The Washington Post

Tweeting this story could lead to your divorce

(Photo by ♔ Georgie R)

If you're an avid Twitter user, you may want to cut back if you're in a relationship.

People who use Twitter are more likely than not to have fights with their significant others. That's according to a report from the University of Missouri, which concludes that the social network is capable of causing strife that leads to infidelity and breakups — no matter how long a couple has been together.

"If high amounts of Twitter use does, indeed, lead to high amounts of Twitter-related conflict … among romantic partners, it is plausible to speculate that such conflict could lead to unfavorable relationship outcomes such as cheating, breakup or divorce," the paper's author, Russell Clayton, wrote. "The results from this study largely support these propositions."

Clayton surveyed 581 Twitter users about their habits — how often they check Twitter, tweet, message other users and so on — and asked them how frequently they had arguments with their partners about Twitter. Clayton also asked respondents whether they had emotionally or physically cheated with someone they'd met through Twitter, and whether "Twitter has led to a breakup/divorce."

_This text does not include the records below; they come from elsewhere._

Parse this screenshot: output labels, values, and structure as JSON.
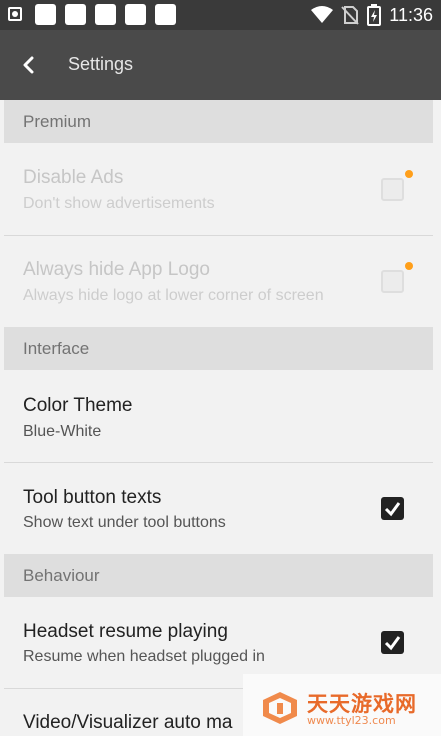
{
  "status_bar": {
    "time": "11:36",
    "icons": [
      "screenshot-icon",
      "notification-icon",
      "notification-icon",
      "notification-icon",
      "notification-icon",
      "notification-icon",
      "wifi-icon",
      "no-sim-icon",
      "battery-charging-icon"
    ]
  },
  "app_bar": {
    "title": "Settings",
    "back_icon": "chevron-left-icon"
  },
  "sections": {
    "premium": "Premium",
    "interface": "Interface",
    "behaviour": "Behaviour"
  },
  "items": {
    "disable_ads": {
      "title": "Disable Ads",
      "subtitle": "Don't show advertisements",
      "checked": false,
      "enabled": false
    },
    "hide_logo": {
      "title": "Always hide App Logo",
      "subtitle": "Always hide logo at lower corner of screen",
      "checked": false,
      "enabled": false
    },
    "color_theme": {
      "title": "Color Theme",
      "subtitle": "Blue-White"
    },
    "tool_button_texts": {
      "title": "Tool button texts",
      "subtitle": "Show text under tool buttons",
      "checked": true
    },
    "headset_resume": {
      "title": "Headset resume playing",
      "subtitle": "Resume when headset plugged in",
      "checked": true
    },
    "video_visualizer": {
      "title": "Video/Visualizer auto ma"
    }
  },
  "watermark": {
    "cn_text": "天天游戏网",
    "url": "www.ttyl23.com"
  },
  "colors": {
    "status_bar": "#3a3a3a",
    "app_bar": "#4a4a4a",
    "section_bg": "#dedede",
    "checkbox_on": "#222222",
    "premium_dot": "#ff9f1a"
  }
}
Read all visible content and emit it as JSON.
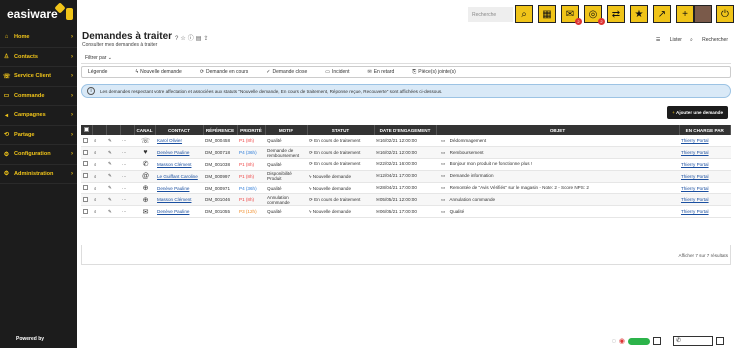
{
  "sidebar": {
    "logo": "easiware",
    "items": [
      {
        "label": "Home",
        "icon": "home-icon",
        "glyph": "⌂"
      },
      {
        "label": "Contacts",
        "icon": "contacts-icon",
        "glyph": "♙"
      },
      {
        "label": "Service Client",
        "icon": "service-icon",
        "glyph": "☏"
      },
      {
        "label": "Commande",
        "icon": "cart-icon",
        "glyph": "▭"
      },
      {
        "label": "Campagnes",
        "icon": "megaphone-icon",
        "glyph": "◂"
      },
      {
        "label": "Partage",
        "icon": "share-icon",
        "glyph": "⟲"
      },
      {
        "label": "Configuration",
        "icon": "gear-icon",
        "glyph": "⚙"
      },
      {
        "label": "Administration",
        "icon": "admin-icon",
        "glyph": "⚙"
      }
    ],
    "powered_prefix": "Powered by",
    "powered_brand": ""
  },
  "topbar": {
    "search_placeholder": "Recherche",
    "badges": {
      "mail": "2",
      "chat": "2"
    }
  },
  "page": {
    "title": "Demandes à traiter",
    "subtitle": "Consulter mes demandes à traiter",
    "filter_label": "Filtrer par",
    "list_label": "Lister",
    "search_label": "Rechercher"
  },
  "legend": {
    "title": "Légende",
    "items": [
      "Nouvelle demande",
      "Demande en cours",
      "Demande close",
      "Incident",
      "En retard",
      "Pièce(s) jointe(s)"
    ]
  },
  "info_text": "Les demandes respectant votre affectation et associées aux statuts \"Nouvelle demande, En cours de traitement, Réponse reçue, Recouverte\" sont affichées ci-dessous.",
  "add_button": "Ajouter une demande",
  "table": {
    "headers": [
      "CANAL",
      "CONTACT",
      "RÉFÉRENCE",
      "PRIORITÉ",
      "MOTIF",
      "STATUT",
      "DATE D'ENGAGEMENT",
      "OBJET",
      "EN CHARGE PAR"
    ],
    "rows": [
      {
        "canal": "☏",
        "contact": "Karol Olivier",
        "ref": "DM_000458",
        "prio": "P1 (8h)",
        "prio_class": "pr-red",
        "motif": "Qualité",
        "statut": "En cours de traitement",
        "date": "16/02/21 12:00:00",
        "objet": "Dédommagement",
        "charge": "Thierry Portal"
      },
      {
        "canal": "♥",
        "contact": "Denève Pauline",
        "ref": "DM_000718",
        "prio": "P4 (36h)",
        "prio_class": "pr-blue",
        "motif": "Demande de remboursement",
        "statut": "En cours de traitement",
        "date": "16/02/21 12:00:00",
        "objet": "Remboursement",
        "charge": "Thierry Portal"
      },
      {
        "canal": "✆",
        "contact": "Masson Clément",
        "ref": "DM_001038",
        "prio": "P1 (8h)",
        "prio_class": "pr-red",
        "motif": "Qualité",
        "statut": "En cours de traitement",
        "date": "22/02/21 16:00:00",
        "objet": "Bonjour mon produit ne fonctionne plus !",
        "charge": "Thierry Portal"
      },
      {
        "canal": "@",
        "contact": "Le Guiffant Caroline",
        "ref": "DM_000997",
        "prio": "P1 (8h)",
        "prio_class": "pr-red",
        "motif": "Disponibilité Produit",
        "statut": "Nouvelle demande",
        "date": "12/04/21 17:00:00",
        "objet": "Demande information",
        "charge": "Thierry Portal"
      },
      {
        "canal": "⊕",
        "contact": "Denève Pauline",
        "ref": "DM_000971",
        "prio": "P4 (36h)",
        "prio_class": "pr-blue",
        "motif": "Qualité",
        "statut": "Nouvelle demande",
        "date": "28/04/21 17:00:00",
        "objet": "Remontée de \"Avis Vérifiés\" sur le magasin - Note: 2 - Score NPS: 2",
        "charge": "Thierry Portal"
      },
      {
        "canal": "⊕",
        "contact": "Masson Clément",
        "ref": "DM_001046",
        "prio": "P1 (8h)",
        "prio_class": "pr-red",
        "motif": "Annulation commande",
        "statut": "En cours de traitement",
        "date": "05/05/21 12:00:00",
        "objet": "Annulation commande",
        "charge": "Thierry Portal"
      },
      {
        "canal": "✉",
        "contact": "Denève Pauline",
        "ref": "DM_001055",
        "prio": "P3 (12h)",
        "prio_class": "pr-orange",
        "motif": "Qualité",
        "statut": "Nouvelle demande",
        "date": "06/05/21 17:00:00",
        "objet": "Qualité",
        "charge": "Thierry Portal"
      }
    ]
  },
  "pagination_text": "Afficher 7 sur 7 résultats",
  "colors": {
    "accent": "#f0c419",
    "sidebar_bg": "#1c1c1c",
    "header_bg": "#333333"
  }
}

Clayton concludes that too much Twitter usage, or the perception of it, can drive a wedge between couples. Like most studies about social media, however, this one deserves a dose of healthy skepticism. The fact that too much of anything might be grounds for a breakup seems self-evident. Just because people say "yes" when you ask them whether Twitter played a role in a breakup or a cheating event doesn't mean Twitter is any more to blame for breakups generally than, say, leaving the toilet seat up or failing to do the dishes.

Twitter didn't immediately respond to a request for comment.

Brian Fung covers technology for The Washington Post, focusing on telecommunications and the Internet. Before joining the Post, he was the technology correspondent for National Journal and an associate editor at the Atlantic.
Show Comments

To keep reading, please enter your email address.

You’ll also receive from The Washington Post:
  • A free 6-week digital subscription
  • Our daily newsletter in your inbox

Please enter a valid email address

I have read and agree to the Terms of Service and Privacy Policy.

Please indicate agreement.

Thank you.

Check your inbox. We’ve sent an email explaining how to set up an account and activate your free digital subscription.